The financial markets allow you to swap fixed for floating debt so in theory you can always create exactly the type of debt security you want but there are transactions costs involved. So buying a ready made FRN from the US Treasury is appealing.
The first auction of FRNs on 29 January 2014 raised $15 billion. Not much compared with the $12,496,778,978,755.21 of debt held by the public (that is, excluding government debt held by various trust funds – see this blogpost for explanation). It’s touching that the US government’s Treasury Direct website records the daily debt outstanding to the penny.
The Federal Reserve Bank of New York’s ever helpful Liberty Street blog gives more information on the new FRN. It turns out that it’s not the first sovereign floating rate note; Italy and Japan have both issued them in the past but not currently. The blog examines why the Treasury decided to use the T-bill discount rate as the reference, when some people argued for the repo rate, a private sector measure of short term interest rates. And it reveals that the buyers of the new FRN were broadly similar in type to the buyers of conventional two year notes: dealers and brokers, banks and foreign investors.
In summary the US government issues:
- T-Bills – up to one year, discount securities (they don’t pay a coupon, but are issued at a discount to the face value at which they are redeemed, the discount providing a de facto rate of interest)
- T-Notes – one to two year securities, which pay a coupon, either fixed or floating
- T-Bonds – securities with maturities beyond two years, paying a fixed coupon.
Note that it is possible to issue a perpetual debt security, meaning one that never repays the principal. The UK government has some securities of this type, known as consols (short for consolidated annuities), and first issued in 1751. It might seem odd for an investor to buy a security which never repays the principal but that is no problem if it’s traded in a liquid market, since you can always recover the amount you invested by selling the security to somebody else. That buyer in turn depends on selling to another and so on, in an infinite chain.
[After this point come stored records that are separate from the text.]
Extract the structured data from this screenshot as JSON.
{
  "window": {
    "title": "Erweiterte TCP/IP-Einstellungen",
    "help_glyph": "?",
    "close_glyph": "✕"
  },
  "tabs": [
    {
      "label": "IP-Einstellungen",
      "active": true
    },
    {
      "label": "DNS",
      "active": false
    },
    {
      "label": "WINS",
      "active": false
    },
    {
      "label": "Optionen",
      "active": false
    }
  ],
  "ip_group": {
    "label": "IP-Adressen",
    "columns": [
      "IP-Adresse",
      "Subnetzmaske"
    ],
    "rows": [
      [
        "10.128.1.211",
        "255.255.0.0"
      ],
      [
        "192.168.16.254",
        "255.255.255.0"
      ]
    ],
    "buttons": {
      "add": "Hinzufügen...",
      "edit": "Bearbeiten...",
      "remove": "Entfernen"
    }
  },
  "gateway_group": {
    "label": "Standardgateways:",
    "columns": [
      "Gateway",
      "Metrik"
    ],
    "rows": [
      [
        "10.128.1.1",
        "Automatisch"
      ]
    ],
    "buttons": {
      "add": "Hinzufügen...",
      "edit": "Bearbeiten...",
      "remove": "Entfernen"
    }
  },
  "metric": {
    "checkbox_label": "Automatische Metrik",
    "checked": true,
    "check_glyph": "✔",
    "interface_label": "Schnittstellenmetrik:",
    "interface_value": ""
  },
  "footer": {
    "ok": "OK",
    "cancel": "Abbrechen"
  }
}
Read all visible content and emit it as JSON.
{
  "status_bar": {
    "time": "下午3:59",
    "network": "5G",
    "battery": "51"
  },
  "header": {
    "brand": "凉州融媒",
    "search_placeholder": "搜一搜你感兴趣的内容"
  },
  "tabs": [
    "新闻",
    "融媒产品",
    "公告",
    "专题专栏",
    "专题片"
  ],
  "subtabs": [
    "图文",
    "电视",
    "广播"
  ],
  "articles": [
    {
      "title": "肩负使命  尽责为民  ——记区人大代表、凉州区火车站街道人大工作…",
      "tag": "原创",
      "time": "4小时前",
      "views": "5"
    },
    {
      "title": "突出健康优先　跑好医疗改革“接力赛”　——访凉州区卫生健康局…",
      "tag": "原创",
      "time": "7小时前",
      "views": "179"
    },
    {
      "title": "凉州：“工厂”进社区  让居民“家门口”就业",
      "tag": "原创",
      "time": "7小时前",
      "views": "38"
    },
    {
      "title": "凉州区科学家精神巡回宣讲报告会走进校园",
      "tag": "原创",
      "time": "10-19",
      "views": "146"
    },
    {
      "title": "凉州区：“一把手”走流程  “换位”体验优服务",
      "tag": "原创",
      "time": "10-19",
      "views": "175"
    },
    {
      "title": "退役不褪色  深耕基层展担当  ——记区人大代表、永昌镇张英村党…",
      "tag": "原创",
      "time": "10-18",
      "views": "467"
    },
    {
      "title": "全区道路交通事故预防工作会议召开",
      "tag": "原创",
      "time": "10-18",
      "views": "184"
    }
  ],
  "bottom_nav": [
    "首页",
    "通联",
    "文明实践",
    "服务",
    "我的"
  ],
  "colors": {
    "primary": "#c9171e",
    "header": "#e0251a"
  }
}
Only if you thought that in future the bond might not be attractive to another buyer would you hesitate to buy it now. So perpetual bonds can only credibly be issued by very secure borrowers such as the UK government.
The New York Fed published additional information on the investors in this new market in January 2015 here.